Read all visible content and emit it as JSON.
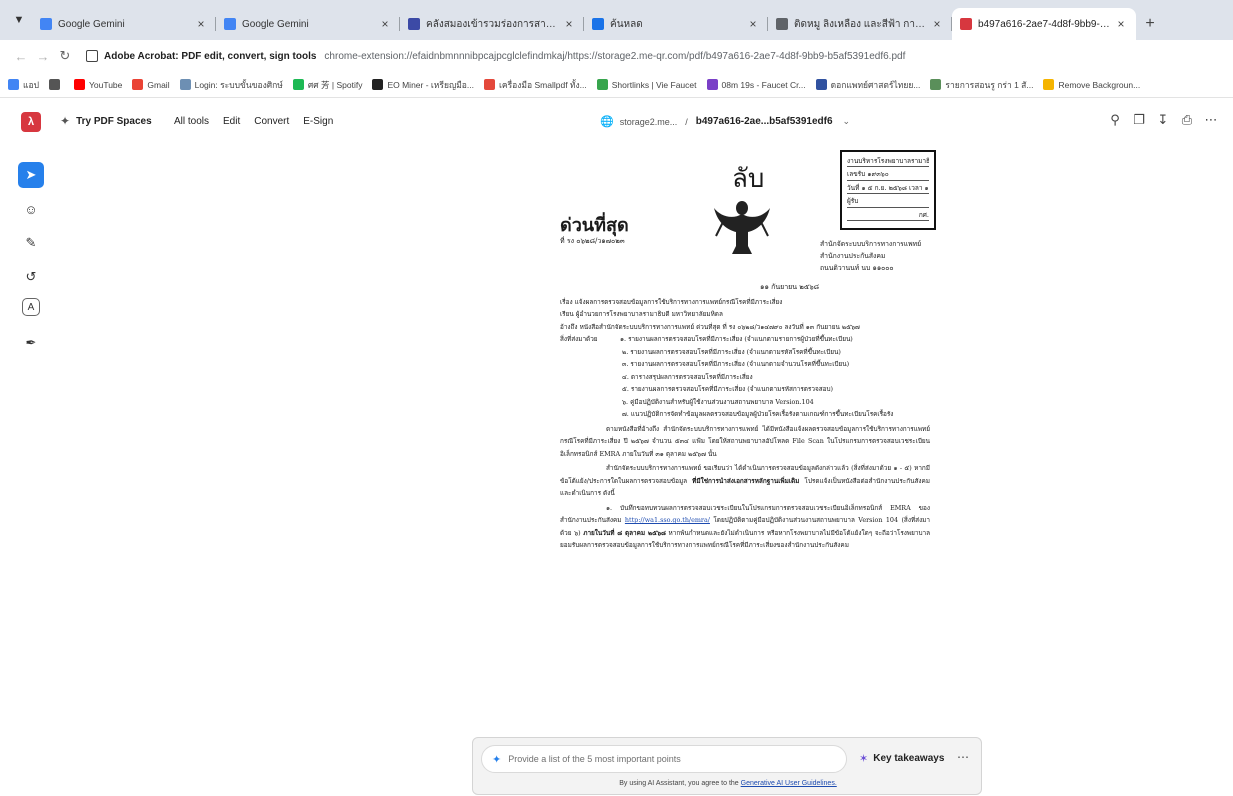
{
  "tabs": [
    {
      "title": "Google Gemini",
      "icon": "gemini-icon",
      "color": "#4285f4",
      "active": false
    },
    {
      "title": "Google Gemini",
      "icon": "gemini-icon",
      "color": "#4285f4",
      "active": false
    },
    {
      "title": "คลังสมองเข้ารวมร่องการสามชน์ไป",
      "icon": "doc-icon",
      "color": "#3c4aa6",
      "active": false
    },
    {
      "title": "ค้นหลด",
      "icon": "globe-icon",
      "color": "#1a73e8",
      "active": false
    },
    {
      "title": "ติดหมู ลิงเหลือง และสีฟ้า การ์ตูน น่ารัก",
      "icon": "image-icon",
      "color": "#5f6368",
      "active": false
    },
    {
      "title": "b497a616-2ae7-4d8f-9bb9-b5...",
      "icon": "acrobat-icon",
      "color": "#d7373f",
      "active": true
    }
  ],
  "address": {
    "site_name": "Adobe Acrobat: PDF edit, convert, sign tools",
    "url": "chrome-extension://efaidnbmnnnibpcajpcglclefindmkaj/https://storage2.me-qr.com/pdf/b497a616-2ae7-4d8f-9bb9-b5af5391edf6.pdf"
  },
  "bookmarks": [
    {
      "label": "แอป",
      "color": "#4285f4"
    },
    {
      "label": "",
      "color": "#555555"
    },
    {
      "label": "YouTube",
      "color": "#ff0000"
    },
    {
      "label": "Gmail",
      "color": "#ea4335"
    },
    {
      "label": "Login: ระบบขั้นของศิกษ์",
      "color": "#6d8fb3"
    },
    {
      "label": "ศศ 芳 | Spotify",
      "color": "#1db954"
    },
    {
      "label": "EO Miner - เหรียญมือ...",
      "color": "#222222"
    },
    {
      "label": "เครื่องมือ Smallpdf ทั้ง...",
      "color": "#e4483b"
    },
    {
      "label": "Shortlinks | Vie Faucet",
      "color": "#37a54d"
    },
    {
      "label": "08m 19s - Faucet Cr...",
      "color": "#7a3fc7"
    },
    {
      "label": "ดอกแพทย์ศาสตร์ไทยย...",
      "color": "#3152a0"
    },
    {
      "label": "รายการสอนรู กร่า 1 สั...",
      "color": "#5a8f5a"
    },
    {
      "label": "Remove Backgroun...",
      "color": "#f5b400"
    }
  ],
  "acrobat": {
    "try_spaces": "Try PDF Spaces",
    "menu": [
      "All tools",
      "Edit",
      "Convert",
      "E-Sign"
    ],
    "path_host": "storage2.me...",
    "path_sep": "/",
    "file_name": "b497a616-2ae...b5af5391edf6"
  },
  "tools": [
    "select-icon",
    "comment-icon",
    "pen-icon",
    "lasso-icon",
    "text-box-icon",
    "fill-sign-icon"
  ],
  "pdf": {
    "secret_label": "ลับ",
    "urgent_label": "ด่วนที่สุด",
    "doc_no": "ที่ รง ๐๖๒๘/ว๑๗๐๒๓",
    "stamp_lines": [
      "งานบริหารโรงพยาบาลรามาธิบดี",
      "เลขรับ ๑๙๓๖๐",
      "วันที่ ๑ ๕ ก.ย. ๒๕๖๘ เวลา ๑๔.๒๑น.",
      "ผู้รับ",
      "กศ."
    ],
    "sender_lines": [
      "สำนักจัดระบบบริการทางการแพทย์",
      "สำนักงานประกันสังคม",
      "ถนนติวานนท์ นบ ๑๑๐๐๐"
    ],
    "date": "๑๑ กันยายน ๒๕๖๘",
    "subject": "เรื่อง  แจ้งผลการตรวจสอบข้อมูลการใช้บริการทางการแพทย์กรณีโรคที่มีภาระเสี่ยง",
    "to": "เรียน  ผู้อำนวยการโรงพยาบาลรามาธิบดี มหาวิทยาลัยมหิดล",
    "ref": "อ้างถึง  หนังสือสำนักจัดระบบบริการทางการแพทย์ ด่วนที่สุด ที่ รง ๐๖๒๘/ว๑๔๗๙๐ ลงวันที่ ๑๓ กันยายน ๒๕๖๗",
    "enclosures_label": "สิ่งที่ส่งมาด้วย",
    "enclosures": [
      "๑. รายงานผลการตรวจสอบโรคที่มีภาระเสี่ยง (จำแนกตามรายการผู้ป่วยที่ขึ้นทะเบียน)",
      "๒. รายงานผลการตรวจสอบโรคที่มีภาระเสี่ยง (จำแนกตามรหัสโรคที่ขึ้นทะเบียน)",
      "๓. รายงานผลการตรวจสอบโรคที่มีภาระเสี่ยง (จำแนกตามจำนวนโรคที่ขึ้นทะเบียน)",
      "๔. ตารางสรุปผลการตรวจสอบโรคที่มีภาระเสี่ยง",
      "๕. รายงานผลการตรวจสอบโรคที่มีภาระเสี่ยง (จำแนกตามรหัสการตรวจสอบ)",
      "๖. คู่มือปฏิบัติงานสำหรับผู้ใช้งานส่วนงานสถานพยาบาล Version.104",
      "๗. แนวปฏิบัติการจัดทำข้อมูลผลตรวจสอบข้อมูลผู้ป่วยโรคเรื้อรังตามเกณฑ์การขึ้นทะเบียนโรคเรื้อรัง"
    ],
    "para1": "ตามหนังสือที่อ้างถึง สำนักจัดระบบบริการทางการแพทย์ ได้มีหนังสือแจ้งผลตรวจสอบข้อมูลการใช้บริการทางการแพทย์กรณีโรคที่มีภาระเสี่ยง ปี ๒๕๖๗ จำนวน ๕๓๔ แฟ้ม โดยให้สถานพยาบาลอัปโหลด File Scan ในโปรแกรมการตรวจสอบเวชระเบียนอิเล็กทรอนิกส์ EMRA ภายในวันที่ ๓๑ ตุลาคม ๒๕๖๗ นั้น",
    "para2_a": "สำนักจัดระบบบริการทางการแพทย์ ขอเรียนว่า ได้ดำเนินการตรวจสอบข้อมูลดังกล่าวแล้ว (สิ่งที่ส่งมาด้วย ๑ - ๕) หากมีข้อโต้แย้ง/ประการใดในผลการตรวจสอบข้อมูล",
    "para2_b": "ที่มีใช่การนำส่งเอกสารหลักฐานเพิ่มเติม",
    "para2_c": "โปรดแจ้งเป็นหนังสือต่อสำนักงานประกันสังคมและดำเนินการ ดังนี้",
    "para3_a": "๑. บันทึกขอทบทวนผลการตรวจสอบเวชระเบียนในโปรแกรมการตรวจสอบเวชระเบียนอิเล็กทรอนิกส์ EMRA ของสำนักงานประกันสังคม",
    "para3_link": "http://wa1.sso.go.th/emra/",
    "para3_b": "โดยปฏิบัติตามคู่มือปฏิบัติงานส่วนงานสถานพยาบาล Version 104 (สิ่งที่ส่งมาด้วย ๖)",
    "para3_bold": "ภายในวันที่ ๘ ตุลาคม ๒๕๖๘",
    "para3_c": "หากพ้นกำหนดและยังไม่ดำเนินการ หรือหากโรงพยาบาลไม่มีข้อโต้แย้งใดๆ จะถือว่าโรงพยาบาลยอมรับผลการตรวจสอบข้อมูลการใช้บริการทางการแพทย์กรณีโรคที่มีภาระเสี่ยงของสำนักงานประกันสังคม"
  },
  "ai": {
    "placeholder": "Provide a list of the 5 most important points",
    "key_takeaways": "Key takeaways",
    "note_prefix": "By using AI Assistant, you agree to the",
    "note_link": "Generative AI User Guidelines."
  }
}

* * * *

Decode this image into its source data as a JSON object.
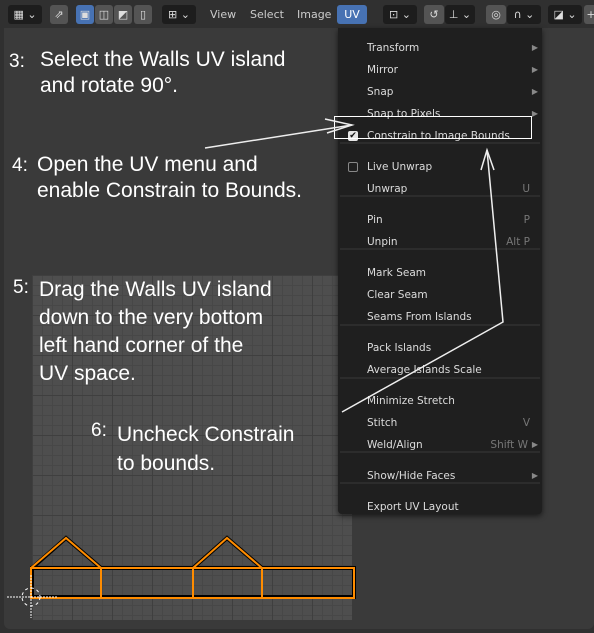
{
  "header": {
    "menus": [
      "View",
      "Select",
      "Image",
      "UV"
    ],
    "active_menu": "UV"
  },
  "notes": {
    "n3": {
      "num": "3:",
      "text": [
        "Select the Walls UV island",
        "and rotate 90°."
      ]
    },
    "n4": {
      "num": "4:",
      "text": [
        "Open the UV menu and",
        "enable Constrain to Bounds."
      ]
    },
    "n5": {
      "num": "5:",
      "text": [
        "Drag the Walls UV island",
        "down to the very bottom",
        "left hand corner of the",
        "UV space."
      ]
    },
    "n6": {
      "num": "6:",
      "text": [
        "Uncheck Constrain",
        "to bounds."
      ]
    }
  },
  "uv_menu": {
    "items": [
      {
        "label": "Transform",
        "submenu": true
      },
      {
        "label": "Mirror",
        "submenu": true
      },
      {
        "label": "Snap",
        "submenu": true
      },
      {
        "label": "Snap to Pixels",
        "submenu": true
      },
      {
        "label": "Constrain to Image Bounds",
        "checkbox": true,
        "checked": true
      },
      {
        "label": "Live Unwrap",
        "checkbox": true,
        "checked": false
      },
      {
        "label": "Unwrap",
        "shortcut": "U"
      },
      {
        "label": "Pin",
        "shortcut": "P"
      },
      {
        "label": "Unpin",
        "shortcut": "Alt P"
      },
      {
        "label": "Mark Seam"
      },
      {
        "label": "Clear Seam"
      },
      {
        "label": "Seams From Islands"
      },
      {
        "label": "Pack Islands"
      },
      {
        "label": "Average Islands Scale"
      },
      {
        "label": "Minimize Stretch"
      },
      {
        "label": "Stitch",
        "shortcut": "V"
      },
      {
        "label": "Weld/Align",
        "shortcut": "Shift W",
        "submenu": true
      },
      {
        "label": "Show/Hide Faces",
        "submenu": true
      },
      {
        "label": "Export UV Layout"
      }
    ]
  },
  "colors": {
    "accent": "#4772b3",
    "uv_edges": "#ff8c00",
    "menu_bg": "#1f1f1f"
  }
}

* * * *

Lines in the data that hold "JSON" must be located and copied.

Read all visible content and emit it as JSON.
Decode this image into its source data as a JSON object.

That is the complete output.